Ridership on Route 543 draws 3,900 riders daily, while Route 560 attracts 3,000 riders daily.
OCTA is currently working on planning studies with the aim of better serving riders through these corridors and throughout the county for the long-term, Johnson says. “The agency is also working on a Transit Master Plan, which will be an integrated vision of the future in Orange County, including bus, rail, and paratransit,” he says. “These plans will help determine if more Bravo! service is needed or what else will best improve mobility throughout the region.”
According to the BRT Centre of Excellence, BRT is a major source of transportation for millions every day.
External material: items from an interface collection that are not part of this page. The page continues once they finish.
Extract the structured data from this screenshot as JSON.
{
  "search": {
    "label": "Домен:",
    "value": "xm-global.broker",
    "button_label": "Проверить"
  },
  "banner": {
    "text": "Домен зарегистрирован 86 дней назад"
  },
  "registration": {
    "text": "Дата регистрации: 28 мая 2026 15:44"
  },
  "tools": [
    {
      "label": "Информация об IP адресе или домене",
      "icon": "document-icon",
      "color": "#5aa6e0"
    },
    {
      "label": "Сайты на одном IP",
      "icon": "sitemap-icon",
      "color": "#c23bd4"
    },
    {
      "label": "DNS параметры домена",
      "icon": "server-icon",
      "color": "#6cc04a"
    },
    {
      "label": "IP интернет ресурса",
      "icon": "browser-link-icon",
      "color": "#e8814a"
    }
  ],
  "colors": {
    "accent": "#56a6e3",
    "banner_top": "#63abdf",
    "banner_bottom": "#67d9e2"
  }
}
There are 69 cities across Latin America that have a BRT system, transporting nearly 21 million people on a daily basis. Asia has 9.2 million daily BRT users in 42 cities, while Europe has two million passengers in 59 cities. By comparison, the U.S. has only 471,000 passengers using BRT systems in 21 cities across the country.
That said, more cities are considering BRT as a cost-effective mode of transportation. In February, a Minnesota County’s Board of Commissioners approved a funding commitment to complete planning for the Gateway Gold Line BRT corridor in downtown St. Paul, while in March, the San Francisco Municipal Transportation Agency broke ground on their Van Ness Bus Rapid Transit and Corridor Improvement Project.
But, what about the public — will they ride BRT? The mode fits into the 80/20 Rule. This means BRT can often cost 20% of a light rail system but typically captures 80% to 85% of light rail riders, if LRT is not available.
The Rules of BRT
A great Class A BRT system can be built in an area that comprises 27 feet in width without a station and another 13 feet with a station. Larger buses in dedicated lanes move faster along the route due to traffic signal priority systems, allowing for more people moving quicker from origin to destination. These dedicated lanes are considered critical to make a BRT system successful.
The most important lesson learned is that the “R,” or rapid, in BRT is critical — keep it rapid. Key rules to follow:
1. Transit stops in one- to two-mile intervals.
2. High density (20-50 DU’s acre minimum) at transit stops.
3. Do your best to have the dedicated lanes in the median area of a road.
4. Traffic signal priority (TSP).
5. Level boarding, with at least two entry doors/vehicle.
6. Off-vehicle payment systems.